The pyMCU site has a good tutorial about hooking up a servo to this board. This was a great introduction, and I had one servo tested in no time. One difference between what I did and the tutorial, is that I didn’t hook up an external power supply. This didn’t appear to be a problem, as there was very little load on the servos. Depending on your servos (mine included) the wire color may be different than the tutorial.
After using only one servo got old, I decided to hook up two at once. This was easy as well, and part of the code was duplicated in order to make the second servo work on a separate pin.
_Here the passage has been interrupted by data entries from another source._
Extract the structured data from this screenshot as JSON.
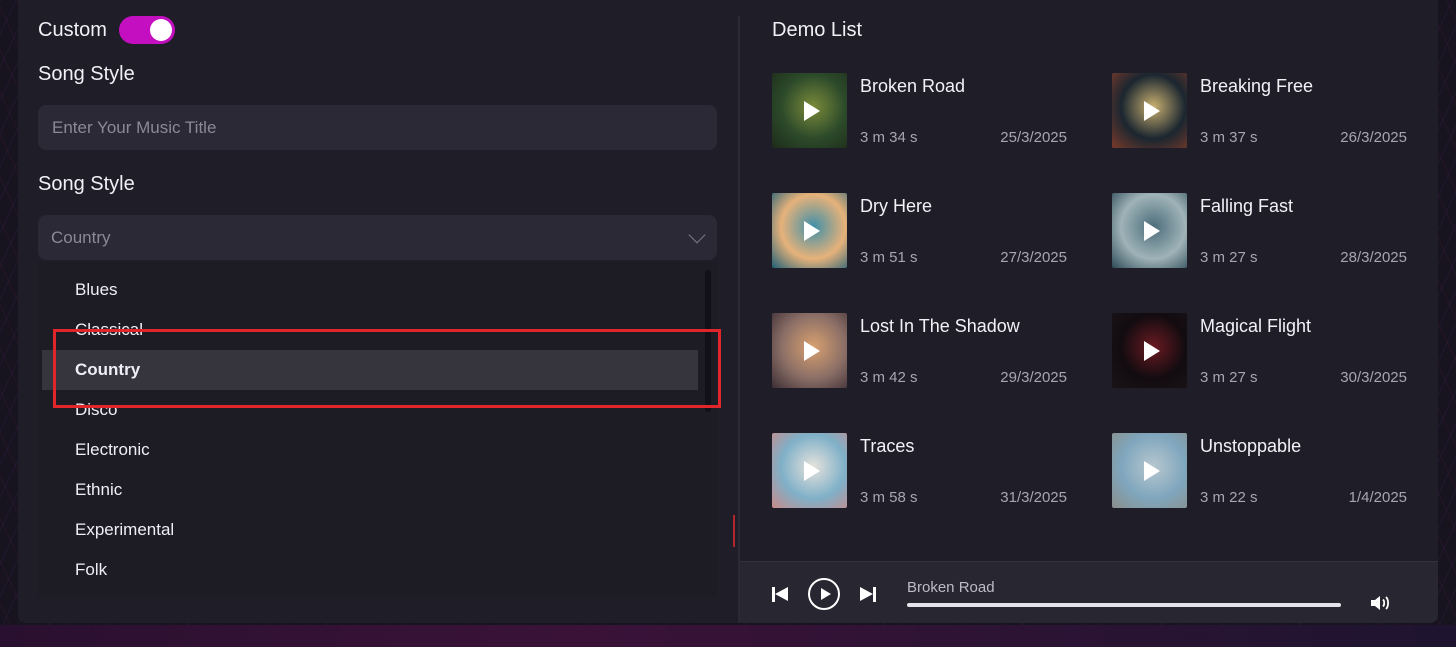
{
  "left": {
    "custom_label": "Custom",
    "custom_enabled": true,
    "section1_title": "Song Style",
    "title_input": {
      "placeholder": "Enter Your Music Title",
      "value": ""
    },
    "section2_title": "Song Style",
    "style_select": {
      "value": "Country"
    },
    "style_options": [
      "Blues",
      "Classical",
      "Country",
      "Disco",
      "Electronic",
      "Ethnic",
      "Experimental",
      "Folk"
    ],
    "selected_option": "Country"
  },
  "right": {
    "demo_title": "Demo List",
    "songs": [
      {
        "title": "Broken Road",
        "duration": "3 m 34 s",
        "date": "25/3/2025",
        "thumb_colors": [
          "#2c4a2a",
          "#7a8a3a",
          "#1d2b1a"
        ]
      },
      {
        "title": "Breaking Free",
        "duration": "3 m 37 s",
        "date": "26/3/2025",
        "thumb_colors": [
          "#1b2630",
          "#c9b070",
          "#7a3a2a"
        ]
      },
      {
        "title": "Dry Here",
        "duration": "3 m 51 s",
        "date": "27/3/2025",
        "thumb_colors": [
          "#e6b27a",
          "#3f8fa8",
          "#1f5f78"
        ]
      },
      {
        "title": "Falling Fast",
        "duration": "3 m 27 s",
        "date": "28/3/2025",
        "thumb_colors": [
          "#9fb3b8",
          "#4c6d7a",
          "#2d4a56"
        ]
      },
      {
        "title": "Lost In The Shadow",
        "duration": "3 m 42 s",
        "date": "29/3/2025",
        "thumb_colors": [
          "#8a6e66",
          "#d8a070",
          "#3c2e34"
        ]
      },
      {
        "title": "Magical Flight",
        "duration": "3 m 27 s",
        "date": "30/3/2025",
        "thumb_colors": [
          "#120c10",
          "#6a1a22",
          "#1a1418"
        ]
      },
      {
        "title": "Traces",
        "duration": "3 m 58 s",
        "date": "31/3/2025",
        "thumb_colors": [
          "#7fb0c8",
          "#e6e2dc",
          "#c98a8a"
        ]
      },
      {
        "title": "Unstoppable",
        "duration": "3 m 22 s",
        "date": "1/4/2025",
        "thumb_colors": [
          "#7fa6bd",
          "#b7c7cf",
          "#8a8f8a"
        ]
      }
    ]
  },
  "player": {
    "now_playing": "Broken Road",
    "progress": 1.0
  },
  "colors": {
    "accent": "#c40fc0",
    "highlight_box": "#e0262a"
  }
}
Servos currently cannot be controlled simultaneously with the pyMCU; instead one is actuated after another as shown in the first part of the video after the “read more” thing.
The code used in the first part of the video is a modified version of what’s on the pyMCU tutorial. The hold time is reduced to “20”, which seems to make them switch faster, while still allowing a seemingly full rotation.
After running the servos through their paces, I decided to program a simple GUI (graphical user interface) using Python’s “tkinter” module. This can be seen in the second part of the video, where I push a button with the mouse to control whether a servo is up or down. The code is available for download here. It’s pretty basic, but maybe someone would like to expand on it. You could really control a lot of things from LED lights to a remote control car using the pyMCU with a simple GUI like what is shown here.